Fate seemed to be smiling down on us. What timing! We now had the option of possibly sailing a boat South from Seattle – with the wind, and into warmer waters. We could even get a free ride through the Panama Canal! It wouldn’t be our boat, and it would render all of the preparations that we had just spent months on mute, but those preparations already appeared to have been done in vain. We told him that it sounded like great fun to us and to keep us abreast of any developments with the plan.
In the meantime, we decided to take a break from the boat, from all of the projects staring us in the face, from the misfit sail that we had no use for, and from the guilt and frustration of having missed our opportunity. We decided to go up to Seattle and stay with friends for a few days while we regrouped.

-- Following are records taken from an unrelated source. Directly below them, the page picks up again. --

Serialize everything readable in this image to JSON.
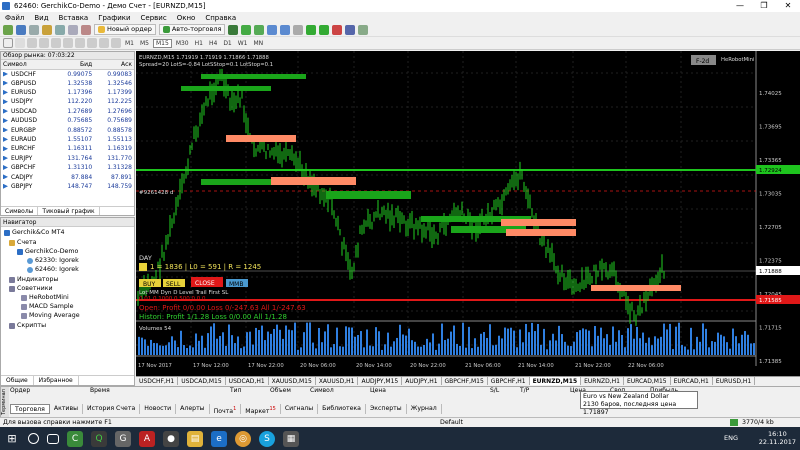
{
  "window": {
    "title": "62460: GerchikCo-Demo - Демо Счет - [EURNZD,M15]",
    "min": "—",
    "max": "❐",
    "close": "✕"
  },
  "menu": [
    "Файл",
    "Вид",
    "Вставка",
    "Графики",
    "Сервис",
    "Окно",
    "Справка"
  ],
  "toolbar": {
    "new_order": "Новый ордер",
    "autotrade": "Авто-торговля",
    "timeframes": [
      "M1",
      "M5",
      "M15",
      "M30",
      "H1",
      "H4",
      "D1",
      "W1",
      "MN"
    ],
    "active_tf": "M15"
  },
  "market_watch": {
    "title": "Обзор рынка: 07:03:22",
    "columns": [
      "Символ",
      "Бид",
      "Аск"
    ],
    "rows": [
      [
        "USDCHF",
        "0.99075",
        "0.99083"
      ],
      [
        "GBPUSD",
        "1.32538",
        "1.32546"
      ],
      [
        "EURUSD",
        "1.17396",
        "1.17399"
      ],
      [
        "USDJPY",
        "112.220",
        "112.225"
      ],
      [
        "USDCAD",
        "1.27689",
        "1.27696"
      ],
      [
        "AUDUSD",
        "0.75685",
        "0.75689"
      ],
      [
        "EURGBP",
        "0.88572",
        "0.88578"
      ],
      [
        "EURAUD",
        "1.55107",
        "1.55113"
      ],
      [
        "EURCHF",
        "1.16311",
        "1.16319"
      ],
      [
        "EURJPY",
        "131.764",
        "131.770"
      ],
      [
        "GBPCHF",
        "1.31310",
        "1.31328"
      ],
      [
        "CADJPY",
        "87.884",
        "87.891"
      ],
      [
        "GBPJPY",
        "148.747",
        "148.759"
      ]
    ],
    "tabs": [
      "Символы",
      "Тиковый график"
    ]
  },
  "navigator": {
    "title": "Навигатор",
    "items": [
      "Gerchik&Co MT4",
      "Счета",
      "GerchikCo-Demo",
      "62330: Igorek",
      "62460: Igorek",
      "Индикаторы",
      "Советники",
      "HeRobotMini",
      "MACD Sample",
      "Moving Average",
      "Скрипты"
    ],
    "tabs": [
      "Общие",
      "Избранное"
    ]
  },
  "chart": {
    "header1": "EURNZD,M15  1.71919 1.71919 1.71866 1.71888",
    "header2": "Spread=20  LotS=-0.84  LotSStop=0.1  LotStop=0.1",
    "robot": "HeRobotMini",
    "badge": "F-2d",
    "order_label": "#9261428 d",
    "day": "DAY",
    "stats": "1 = 1836 | L0 = 591 | R = 1245",
    "btn_buy": "BUY",
    "btn_sell": "SELL",
    "btn_close": "CLOSE",
    "btn_mmb": "MMB",
    "params": "Lot   MM   Dyn    D     Level  Trail  First   SL",
    "params_vals": "0.01   0   1000   0    500   0   0   0",
    "open_line": "Open:  Profit 0/0.00  Loss 0/-247.63  All 1/-247.63",
    "hist_line": "Histori:  Profit 1/1.28  Loss 0/0.00  All 1/1.28",
    "volumes_label": "Volumes 54",
    "prices": [
      "1.74025",
      "1.73695",
      "1.73365",
      "1.73035",
      "1.72705",
      "1.72375",
      "1.72045",
      "1.71715",
      "1.71385"
    ],
    "price_green": "1.72924",
    "price_cur": "1.71888",
    "price_red": "1.71585",
    "times": [
      "17 Nov 2017",
      "17 Nov 12:00",
      "17 Nov 22:00",
      "20 Nov 06:00",
      "20 Nov 14:00",
      "20 Nov 22:00",
      "21 Nov 06:00",
      "21 Nov 14:00",
      "21 Nov 22:00",
      "22 Nov 06:00"
    ]
  },
  "chart_tabs": [
    "USDCHF,H1",
    "USDCAD,M15",
    "USDCAD,H1",
    "XAUUSD,M15",
    "XAUUSD,H1",
    "AUDJPY,M15",
    "AUDJPY,H1",
    "GBPCHF,M15",
    "GBPCHF,H1",
    "EURNZD,M15",
    "EURNZD,H1",
    "EURCAD,M15",
    "EURCAD,H1",
    "EURUSD,H1"
  ],
  "active_chart_tab": "EURNZD,M15",
  "terminal": {
    "side": "Терминал",
    "head": [
      "Ордер",
      "Время",
      "Тип",
      "Объем",
      "Символ",
      "Цена",
      "S/L",
      "T/P",
      "Цена",
      "Своп",
      "Прибыль"
    ],
    "tabs": [
      "Торговля",
      "Активы",
      "История Счета",
      "Новости",
      "Алерты",
      "Почта",
      "Маркет",
      "Сигналы",
      "Библиотека",
      "Эксперты",
      "Журнал"
    ],
    "mail_badge": "1",
    "market_badge": "15"
  },
  "tooltip": {
    "line1": "Euro vs New Zealand Dollar",
    "line2": "2130 баров, последняя цена 1.71897"
  },
  "status": {
    "help": "Для вызова справки нажмите F1",
    "profile": "Default",
    "traffic": "3770/4 kb"
  },
  "taskbar": {
    "lang": "ENG",
    "time": "16:10",
    "date": "22.11.2017"
  }
}
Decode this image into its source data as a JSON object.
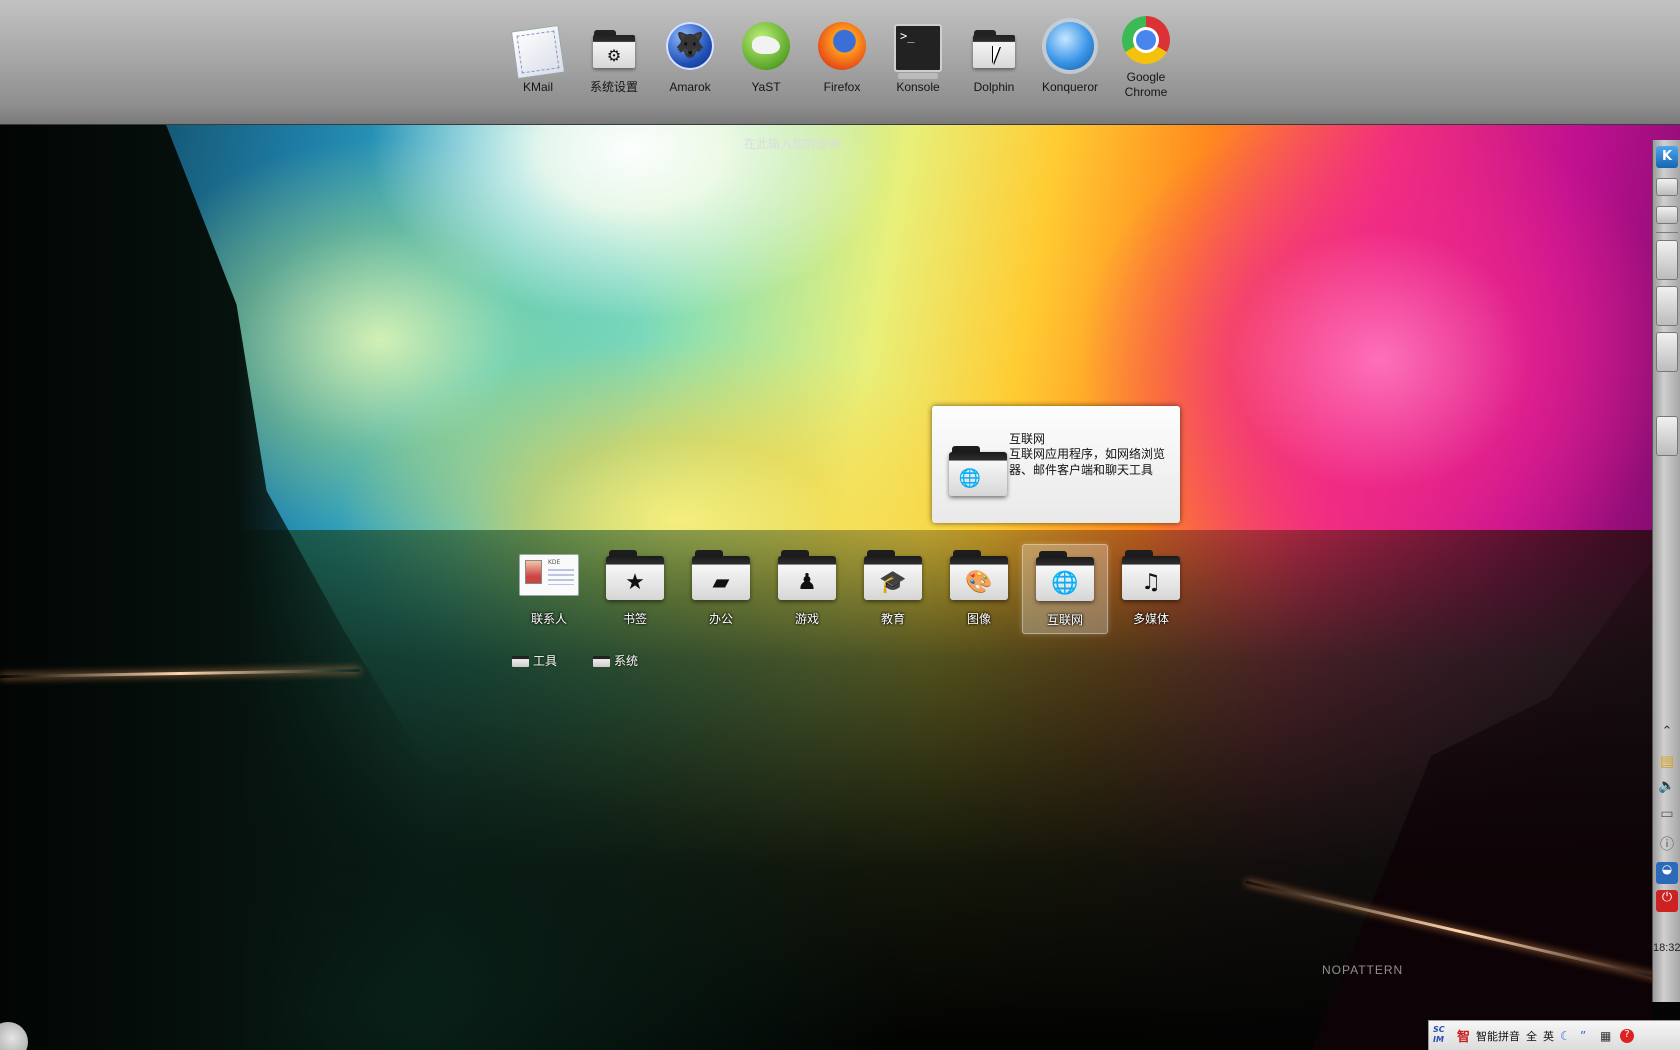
{
  "favorites": [
    {
      "label": "KMail",
      "icon": "kmail-icon"
    },
    {
      "label": "系统设置",
      "icon": "system-settings-icon"
    },
    {
      "label": "Amarok",
      "icon": "amarok-icon"
    },
    {
      "label": "YaST",
      "icon": "yast-icon"
    },
    {
      "label": "Firefox",
      "icon": "firefox-icon"
    },
    {
      "label": "Konsole",
      "icon": "konsole-icon"
    },
    {
      "label": "Dolphin",
      "icon": "dolphin-icon"
    },
    {
      "label": "Konqueror",
      "icon": "konqueror-icon"
    },
    {
      "label": "Google\nChrome",
      "icon": "chrome-icon"
    }
  ],
  "search": {
    "placeholder": "在此输入您的查询"
  },
  "tooltip": {
    "title": "互联网",
    "description": "互联网应用程序，如网络浏览器、邮件客户端和聊天工具"
  },
  "categories": [
    {
      "label": "联系人",
      "icon": "contacts-icon"
    },
    {
      "label": "书签",
      "icon": "bookmarks-icon"
    },
    {
      "label": "办公",
      "icon": "office-icon"
    },
    {
      "label": "游戏",
      "icon": "games-icon"
    },
    {
      "label": "教育",
      "icon": "education-icon"
    },
    {
      "label": "图像",
      "icon": "graphics-icon"
    },
    {
      "label": "互联网",
      "icon": "internet-icon",
      "hovered": true
    },
    {
      "label": "多媒体",
      "icon": "multimedia-icon"
    }
  ],
  "subcategories": [
    {
      "label": "工具",
      "icon": "utilities-icon"
    },
    {
      "label": "系统",
      "icon": "system-icon"
    }
  ],
  "panel": {
    "clock": "18:32"
  },
  "ime": {
    "logo": "SC IM",
    "brand_char": "智",
    "name": "智能拼音",
    "full_width": "全",
    "lang": "英"
  },
  "wallpaper": {
    "signature": "NOPATTERN"
  }
}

While we were in Seattle, we swung by the marina where the sailboat was moored, awaiting delivery. We stopped by the yacht broker’s and got to look around on decks and pop our heads inside.
At first glance, it looked like quite the boat. At only 30 feet, nearly the same length as ours, it was taller and beamier than Quagmire, giving it slightly more living space. We were told that the last time the boat had been examined, just a few short months ago, it had been in excellent shape. But a few short months without extensive TLC can alter more than you’d think. Looking into the boat was like staring through a time warp. Our minds both went through a series of flashbacks of all of the labor and projects that we had just been through and then some. The prospect of starting all over and spending another week up to our shoulders in elbow grease curdled the breakfast in our stomachs and dried the saliva in our throats. We weren’t absolutely convinced that this boat was going to be going through the canal this year, and we weren’t ready to sign up for another project that could very well have an indefinite number of extensions tacked on.

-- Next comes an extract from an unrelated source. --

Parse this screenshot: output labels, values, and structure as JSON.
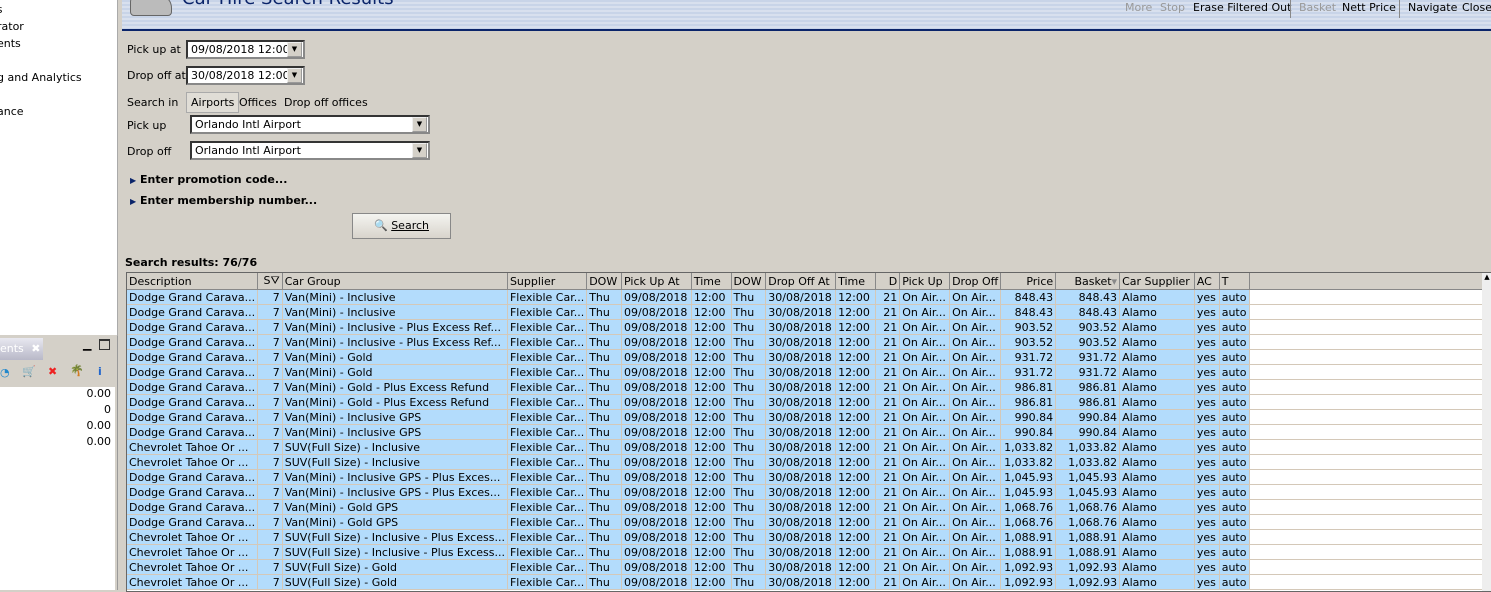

We plopped ourselves down on our friends couch to have a think. We could throw in the towel and go back to work with a bitter taste in our mouths of the summer vacation that never was. But we were both exhausted. Physically and emotionally drained. The summer was supposed to be a unique opportunity for new experiences, but long tireless days strung together end-to-end spent on boat projects was by now an all too familiar thing. What we needed was a distraction and a change.
Luckily, we had come to the right place. Our friends had just the ticket for us – literally. They suggested Hawaii, where they had been a few times and had really enjoyed. Despite our lack of enthusiasm or assistance, they played travel agent and found us amazing deals on tickets and lodging and sent us back to Newport to pack with a new sense of direction – west – and, even, accomplishment for having been able to refocus ourselves.
We repacked many of our things, stowed the sailing gear, took down everything on deck and went through the bitter-sweet demobilization with humility. Then we headed west across the Pacific Ocean. Without Quagmire.